───── Supplied records ─────
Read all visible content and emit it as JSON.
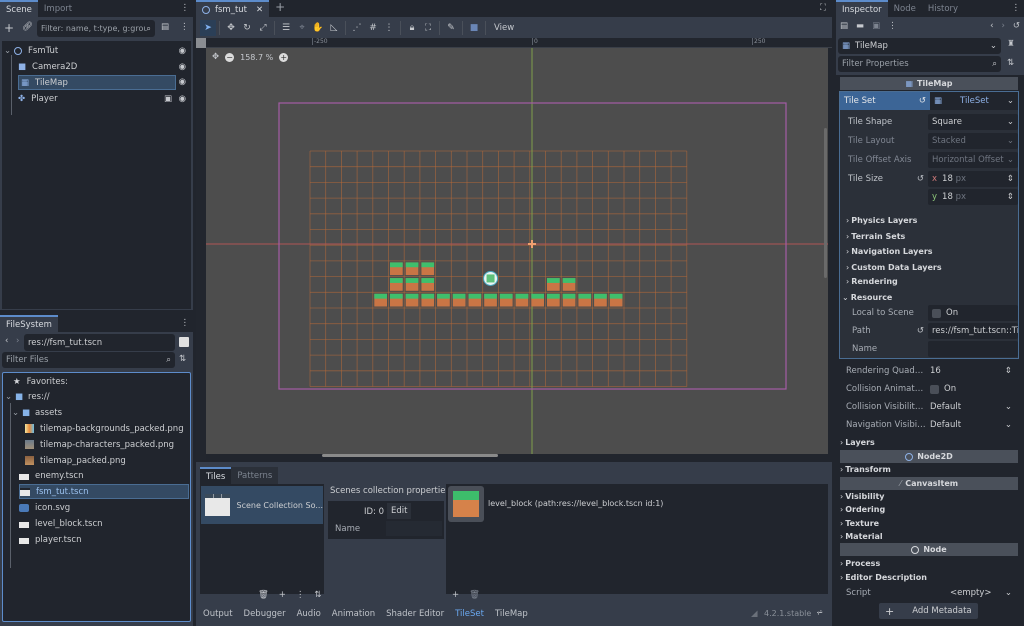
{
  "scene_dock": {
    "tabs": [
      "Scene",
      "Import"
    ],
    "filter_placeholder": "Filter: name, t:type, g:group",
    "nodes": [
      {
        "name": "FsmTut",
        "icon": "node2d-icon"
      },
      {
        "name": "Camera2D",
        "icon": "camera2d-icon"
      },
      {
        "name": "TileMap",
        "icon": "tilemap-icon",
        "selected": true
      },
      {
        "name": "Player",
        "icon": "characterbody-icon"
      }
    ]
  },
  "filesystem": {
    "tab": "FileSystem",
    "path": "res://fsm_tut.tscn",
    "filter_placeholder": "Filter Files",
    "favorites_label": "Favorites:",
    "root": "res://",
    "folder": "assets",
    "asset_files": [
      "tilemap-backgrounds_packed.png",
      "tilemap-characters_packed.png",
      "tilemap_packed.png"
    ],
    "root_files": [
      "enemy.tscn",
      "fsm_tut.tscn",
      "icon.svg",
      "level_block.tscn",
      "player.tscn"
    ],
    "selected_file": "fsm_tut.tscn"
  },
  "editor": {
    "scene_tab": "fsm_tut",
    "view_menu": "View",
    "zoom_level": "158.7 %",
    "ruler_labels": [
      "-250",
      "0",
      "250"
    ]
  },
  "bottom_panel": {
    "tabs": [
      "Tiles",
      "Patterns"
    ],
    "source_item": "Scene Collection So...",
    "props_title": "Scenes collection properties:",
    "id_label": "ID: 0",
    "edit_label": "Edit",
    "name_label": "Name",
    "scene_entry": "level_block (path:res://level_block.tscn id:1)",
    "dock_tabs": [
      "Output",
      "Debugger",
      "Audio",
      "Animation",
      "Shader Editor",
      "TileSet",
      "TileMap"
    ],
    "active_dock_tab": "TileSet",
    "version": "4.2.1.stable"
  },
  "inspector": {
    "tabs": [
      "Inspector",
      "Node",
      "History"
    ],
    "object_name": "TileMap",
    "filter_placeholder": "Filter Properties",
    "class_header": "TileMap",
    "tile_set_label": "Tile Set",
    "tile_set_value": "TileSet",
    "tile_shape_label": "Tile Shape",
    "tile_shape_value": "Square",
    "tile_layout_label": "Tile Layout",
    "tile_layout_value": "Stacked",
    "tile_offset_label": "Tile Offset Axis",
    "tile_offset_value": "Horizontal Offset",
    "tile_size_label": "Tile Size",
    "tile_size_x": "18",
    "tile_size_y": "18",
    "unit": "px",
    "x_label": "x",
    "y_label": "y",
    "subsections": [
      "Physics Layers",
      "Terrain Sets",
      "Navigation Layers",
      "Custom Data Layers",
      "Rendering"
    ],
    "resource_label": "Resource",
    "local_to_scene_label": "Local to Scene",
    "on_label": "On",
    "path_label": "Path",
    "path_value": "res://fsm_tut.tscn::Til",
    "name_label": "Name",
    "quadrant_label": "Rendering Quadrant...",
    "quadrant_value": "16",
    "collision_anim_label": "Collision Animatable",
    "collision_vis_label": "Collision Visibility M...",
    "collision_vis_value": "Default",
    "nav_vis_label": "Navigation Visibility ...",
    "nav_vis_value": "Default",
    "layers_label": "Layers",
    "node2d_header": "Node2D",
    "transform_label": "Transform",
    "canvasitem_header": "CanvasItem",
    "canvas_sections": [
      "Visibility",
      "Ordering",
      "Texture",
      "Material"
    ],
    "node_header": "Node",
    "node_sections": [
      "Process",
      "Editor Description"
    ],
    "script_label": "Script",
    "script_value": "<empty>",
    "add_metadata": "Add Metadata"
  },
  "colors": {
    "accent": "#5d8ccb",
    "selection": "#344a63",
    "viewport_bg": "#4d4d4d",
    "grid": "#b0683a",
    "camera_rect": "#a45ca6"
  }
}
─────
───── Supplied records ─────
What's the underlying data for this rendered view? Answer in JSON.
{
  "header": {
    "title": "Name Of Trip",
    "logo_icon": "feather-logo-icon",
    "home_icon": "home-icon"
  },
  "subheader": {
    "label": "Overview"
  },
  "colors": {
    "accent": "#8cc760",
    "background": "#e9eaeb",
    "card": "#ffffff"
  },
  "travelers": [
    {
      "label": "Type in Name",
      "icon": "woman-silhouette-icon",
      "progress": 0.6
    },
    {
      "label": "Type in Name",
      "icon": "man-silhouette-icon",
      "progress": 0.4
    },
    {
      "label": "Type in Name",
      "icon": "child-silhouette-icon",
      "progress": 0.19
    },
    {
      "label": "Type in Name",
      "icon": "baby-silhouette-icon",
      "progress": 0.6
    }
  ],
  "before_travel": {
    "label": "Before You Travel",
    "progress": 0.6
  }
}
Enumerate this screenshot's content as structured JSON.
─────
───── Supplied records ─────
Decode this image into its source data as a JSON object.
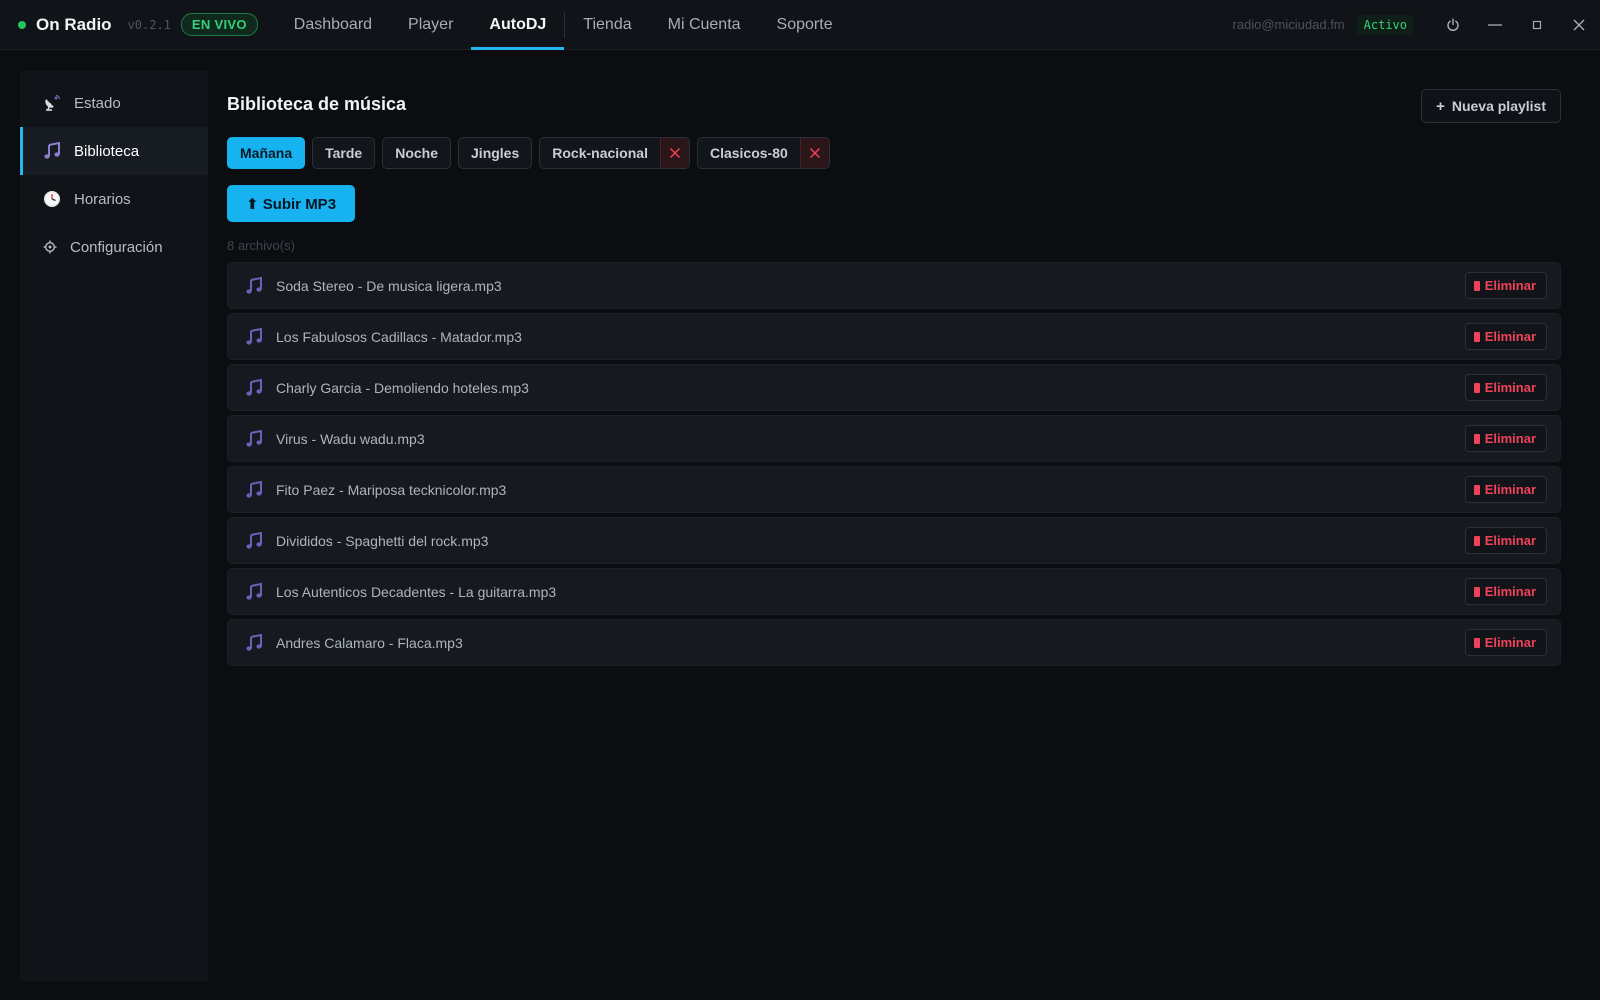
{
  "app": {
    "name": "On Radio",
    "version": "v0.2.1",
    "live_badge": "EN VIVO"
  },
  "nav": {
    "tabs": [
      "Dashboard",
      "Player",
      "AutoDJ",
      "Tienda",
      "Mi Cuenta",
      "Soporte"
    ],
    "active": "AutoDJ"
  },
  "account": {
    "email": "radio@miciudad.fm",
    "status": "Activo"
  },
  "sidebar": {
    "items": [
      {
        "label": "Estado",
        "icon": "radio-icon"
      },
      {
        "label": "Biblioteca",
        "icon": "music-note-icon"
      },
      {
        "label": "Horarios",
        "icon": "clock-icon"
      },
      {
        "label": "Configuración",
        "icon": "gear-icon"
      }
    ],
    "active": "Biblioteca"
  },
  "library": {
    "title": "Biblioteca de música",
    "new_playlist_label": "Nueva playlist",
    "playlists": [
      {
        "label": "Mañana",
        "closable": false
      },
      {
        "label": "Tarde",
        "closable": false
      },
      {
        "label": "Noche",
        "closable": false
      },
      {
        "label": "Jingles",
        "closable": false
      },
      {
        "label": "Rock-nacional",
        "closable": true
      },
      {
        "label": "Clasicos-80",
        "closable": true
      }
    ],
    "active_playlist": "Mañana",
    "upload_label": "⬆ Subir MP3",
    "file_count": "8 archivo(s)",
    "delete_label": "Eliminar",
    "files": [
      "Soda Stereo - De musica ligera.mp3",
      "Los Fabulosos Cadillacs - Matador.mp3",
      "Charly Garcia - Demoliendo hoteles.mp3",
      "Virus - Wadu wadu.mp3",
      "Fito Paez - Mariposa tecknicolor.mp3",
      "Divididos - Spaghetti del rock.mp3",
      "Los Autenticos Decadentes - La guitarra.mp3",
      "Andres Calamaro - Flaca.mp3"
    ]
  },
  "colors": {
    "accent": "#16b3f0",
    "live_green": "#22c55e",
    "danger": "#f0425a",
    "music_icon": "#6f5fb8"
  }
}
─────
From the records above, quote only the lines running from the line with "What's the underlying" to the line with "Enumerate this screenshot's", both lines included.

Answer space —
What's the underlying data for this rendered view? Answer in JSON.
{
  "header": {
    "title": "Name Of Trip",
    "logo_icon": "feather-logo-icon",
    "home_icon": "home-icon"
  },
  "subheader": {
    "label": "Overview"
  },
  "colors": {
    "accent": "#8cc760",
    "background": "#e9eaeb",
    "card": "#ffffff"
  },
  "travelers": [
    {
      "label": "Type in Name",
      "icon": "woman-silhouette-icon",
      "progress": 0.6
    },
    {
      "label": "Type in Name",
      "icon": "man-silhouette-icon",
      "progress": 0.4
    },
    {
      "label": "Type in Name",
      "icon": "child-silhouette-icon",
      "progress": 0.19
    },
    {
      "label": "Type in Name",
      "icon": "baby-silhouette-icon",
      "progress": 0.6
    }
  ],
  "before_travel": {
    "label": "Before You Travel",
    "progress": 0.6
  }
}
Enumerate this screenshot's content as structured JSON.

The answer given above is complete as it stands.